What if a whole community keeps doing something again and again and again – something that doesn’t work – but still expects a different outcome? When multiple people in that community do the same thing, year after year – no one learning from the other and no one thinking “hmmmmm… maybe I should do things differently” – does that mean that the whole community is insane?
Now, I’m generalizing for dramatic effect, of course, and am happy to say that there are exceptions to this. Nonetheless, I can’t help asking myself this question each time I dip my toes into the startup scene.
Since 2009, I’ve intermittently dipped into the Icelandic startup scene. I’ve set up an incubator where I consulted with startups, mentored at a number of events such as Startup Weekend, Startup Reykjavik, Startup Energy, Startup Tourism, Unconference, worked closely with Innovation Center Iceland as well as having worked and consulted with a number of startups in various other settings.
Time and again I see entrepreneurs and founders completely in love with their product or service (and so they should be and need to be to a certain extent) and totally oblivious to the fact that nobody else in the universe feels the same about it as they do. And everybody who works with entrepreneurs is familiar with this. What seems to be lacking however is getting the entrepreneurs to understand this fatal fallacy. The sooner founders grasp the cold hard truth that nobody cares about their stuff, however many bells and whistles, the better.
Tough Love Needed
Anyone who has experience with startups and entrepreneurship for some time knows the danger of this love affair between the entrepreneur and his product or service. Yet, we don’t seem to be prepared to give the tough love needed for entrepreneurs to realise that this could be, and often is, their downfall.

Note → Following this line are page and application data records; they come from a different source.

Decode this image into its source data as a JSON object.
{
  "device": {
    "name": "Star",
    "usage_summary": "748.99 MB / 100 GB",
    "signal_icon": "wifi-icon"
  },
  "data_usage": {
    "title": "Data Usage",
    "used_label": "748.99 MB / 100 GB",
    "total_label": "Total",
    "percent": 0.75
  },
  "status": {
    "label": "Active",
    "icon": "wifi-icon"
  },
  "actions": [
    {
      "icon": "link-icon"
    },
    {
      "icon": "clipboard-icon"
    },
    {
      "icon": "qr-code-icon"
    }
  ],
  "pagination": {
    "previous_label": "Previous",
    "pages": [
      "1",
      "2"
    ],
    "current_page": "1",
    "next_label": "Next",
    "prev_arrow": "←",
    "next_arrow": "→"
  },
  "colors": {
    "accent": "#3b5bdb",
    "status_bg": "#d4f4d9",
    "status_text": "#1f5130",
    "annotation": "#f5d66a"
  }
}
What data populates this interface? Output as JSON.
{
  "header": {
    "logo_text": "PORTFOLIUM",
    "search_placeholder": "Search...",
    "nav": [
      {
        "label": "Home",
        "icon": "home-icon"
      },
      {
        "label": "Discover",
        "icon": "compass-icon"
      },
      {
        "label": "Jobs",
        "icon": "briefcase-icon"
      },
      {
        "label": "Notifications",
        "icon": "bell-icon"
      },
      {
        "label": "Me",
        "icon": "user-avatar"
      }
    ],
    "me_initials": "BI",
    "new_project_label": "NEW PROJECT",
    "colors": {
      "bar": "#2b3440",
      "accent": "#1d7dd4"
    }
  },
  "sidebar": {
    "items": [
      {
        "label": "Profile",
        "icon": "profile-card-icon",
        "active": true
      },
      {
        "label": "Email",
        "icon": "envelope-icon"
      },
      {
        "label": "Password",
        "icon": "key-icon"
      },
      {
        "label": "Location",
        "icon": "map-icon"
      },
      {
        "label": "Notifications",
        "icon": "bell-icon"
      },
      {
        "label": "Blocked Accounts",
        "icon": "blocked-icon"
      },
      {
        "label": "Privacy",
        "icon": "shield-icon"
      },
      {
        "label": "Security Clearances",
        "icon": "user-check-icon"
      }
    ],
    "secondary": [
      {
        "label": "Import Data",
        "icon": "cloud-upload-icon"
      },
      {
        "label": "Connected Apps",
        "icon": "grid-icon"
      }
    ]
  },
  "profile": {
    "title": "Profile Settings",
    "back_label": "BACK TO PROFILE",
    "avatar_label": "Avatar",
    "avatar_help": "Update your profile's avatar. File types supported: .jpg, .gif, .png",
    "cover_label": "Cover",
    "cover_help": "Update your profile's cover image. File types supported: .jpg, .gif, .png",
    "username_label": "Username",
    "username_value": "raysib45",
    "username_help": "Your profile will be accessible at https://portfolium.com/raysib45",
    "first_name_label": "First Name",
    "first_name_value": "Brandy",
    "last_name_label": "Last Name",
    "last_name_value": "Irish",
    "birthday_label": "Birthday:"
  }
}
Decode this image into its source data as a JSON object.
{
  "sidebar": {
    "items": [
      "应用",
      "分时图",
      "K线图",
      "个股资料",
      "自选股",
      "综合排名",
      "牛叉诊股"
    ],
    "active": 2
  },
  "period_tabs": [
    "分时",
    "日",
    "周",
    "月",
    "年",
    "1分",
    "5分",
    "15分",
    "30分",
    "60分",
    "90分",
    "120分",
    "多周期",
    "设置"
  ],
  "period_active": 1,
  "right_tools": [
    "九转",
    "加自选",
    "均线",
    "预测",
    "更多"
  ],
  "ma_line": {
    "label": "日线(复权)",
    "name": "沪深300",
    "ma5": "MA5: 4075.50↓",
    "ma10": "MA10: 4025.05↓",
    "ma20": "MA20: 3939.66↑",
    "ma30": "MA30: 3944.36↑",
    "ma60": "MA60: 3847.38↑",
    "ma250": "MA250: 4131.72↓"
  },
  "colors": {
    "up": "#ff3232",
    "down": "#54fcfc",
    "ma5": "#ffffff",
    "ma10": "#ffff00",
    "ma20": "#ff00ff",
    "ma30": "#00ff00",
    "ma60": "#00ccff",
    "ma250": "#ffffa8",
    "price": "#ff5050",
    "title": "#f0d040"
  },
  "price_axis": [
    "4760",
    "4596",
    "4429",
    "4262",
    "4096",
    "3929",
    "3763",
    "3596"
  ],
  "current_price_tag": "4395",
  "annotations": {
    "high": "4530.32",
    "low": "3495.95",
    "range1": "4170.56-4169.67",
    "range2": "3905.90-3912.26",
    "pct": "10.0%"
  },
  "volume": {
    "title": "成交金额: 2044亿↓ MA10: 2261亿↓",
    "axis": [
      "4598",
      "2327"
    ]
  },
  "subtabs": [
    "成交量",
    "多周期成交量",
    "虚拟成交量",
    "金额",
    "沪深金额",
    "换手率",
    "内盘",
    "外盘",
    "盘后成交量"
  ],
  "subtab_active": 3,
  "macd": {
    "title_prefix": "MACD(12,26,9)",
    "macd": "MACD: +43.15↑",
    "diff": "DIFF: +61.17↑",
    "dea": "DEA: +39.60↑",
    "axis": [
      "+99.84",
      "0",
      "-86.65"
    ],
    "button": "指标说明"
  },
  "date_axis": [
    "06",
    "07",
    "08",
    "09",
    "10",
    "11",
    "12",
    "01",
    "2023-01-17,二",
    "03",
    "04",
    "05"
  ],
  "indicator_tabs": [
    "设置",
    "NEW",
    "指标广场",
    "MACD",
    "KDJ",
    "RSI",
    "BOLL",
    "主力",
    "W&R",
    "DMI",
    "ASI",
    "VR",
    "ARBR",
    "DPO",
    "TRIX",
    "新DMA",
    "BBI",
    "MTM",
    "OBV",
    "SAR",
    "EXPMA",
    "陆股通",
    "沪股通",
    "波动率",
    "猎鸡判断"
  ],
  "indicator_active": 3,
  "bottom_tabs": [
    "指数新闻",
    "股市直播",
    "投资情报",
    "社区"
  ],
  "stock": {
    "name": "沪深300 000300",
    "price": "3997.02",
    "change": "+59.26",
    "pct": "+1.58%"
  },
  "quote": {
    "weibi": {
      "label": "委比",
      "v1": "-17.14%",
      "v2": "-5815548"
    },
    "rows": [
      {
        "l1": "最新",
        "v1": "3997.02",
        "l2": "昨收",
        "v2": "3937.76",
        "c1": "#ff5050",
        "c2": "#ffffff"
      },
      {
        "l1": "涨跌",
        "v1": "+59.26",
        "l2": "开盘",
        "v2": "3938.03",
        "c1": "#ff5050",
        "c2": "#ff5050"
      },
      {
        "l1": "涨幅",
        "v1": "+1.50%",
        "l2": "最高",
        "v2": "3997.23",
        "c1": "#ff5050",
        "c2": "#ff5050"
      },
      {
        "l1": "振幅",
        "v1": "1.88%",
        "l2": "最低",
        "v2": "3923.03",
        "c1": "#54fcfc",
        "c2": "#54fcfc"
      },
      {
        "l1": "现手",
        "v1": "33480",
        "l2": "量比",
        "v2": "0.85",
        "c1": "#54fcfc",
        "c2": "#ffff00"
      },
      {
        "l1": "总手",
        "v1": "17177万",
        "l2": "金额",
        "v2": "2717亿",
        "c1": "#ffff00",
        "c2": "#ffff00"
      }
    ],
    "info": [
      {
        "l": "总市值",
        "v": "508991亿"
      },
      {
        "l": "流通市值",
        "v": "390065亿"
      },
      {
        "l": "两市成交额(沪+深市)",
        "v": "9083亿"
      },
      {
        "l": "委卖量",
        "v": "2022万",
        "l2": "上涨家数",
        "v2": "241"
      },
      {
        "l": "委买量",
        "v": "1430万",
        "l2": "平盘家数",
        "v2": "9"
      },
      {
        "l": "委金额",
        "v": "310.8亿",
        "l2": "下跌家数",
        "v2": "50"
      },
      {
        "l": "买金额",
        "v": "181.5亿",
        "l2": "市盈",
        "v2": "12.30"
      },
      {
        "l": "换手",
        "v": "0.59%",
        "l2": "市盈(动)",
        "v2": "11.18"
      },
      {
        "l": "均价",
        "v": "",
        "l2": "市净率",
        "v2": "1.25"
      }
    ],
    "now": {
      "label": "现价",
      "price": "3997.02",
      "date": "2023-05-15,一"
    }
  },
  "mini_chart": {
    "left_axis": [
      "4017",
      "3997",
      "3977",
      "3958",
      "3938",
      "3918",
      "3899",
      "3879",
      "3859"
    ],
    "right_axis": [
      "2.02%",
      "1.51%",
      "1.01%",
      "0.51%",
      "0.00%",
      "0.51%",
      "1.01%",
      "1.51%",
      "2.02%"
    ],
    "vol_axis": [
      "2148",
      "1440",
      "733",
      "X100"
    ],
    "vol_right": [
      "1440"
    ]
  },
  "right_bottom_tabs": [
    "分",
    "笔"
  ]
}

Only yesterday a friend of mine, a well respected startup consultant, was telling me about a company starting the development of a new product before they had even begun to sell the first one, believing that their first one would simply sell itself because it was so awesome. Her advice to focus on getting the first product to market and generating revenue fell on deaf ears as the excitement of more creativity and development beckoned. Their blinding love of the product made them think that the whole world will automatically fall in love with it. Not. Gonna. Happen.
Another business I’ve been following does not in any way communicate [Read more…]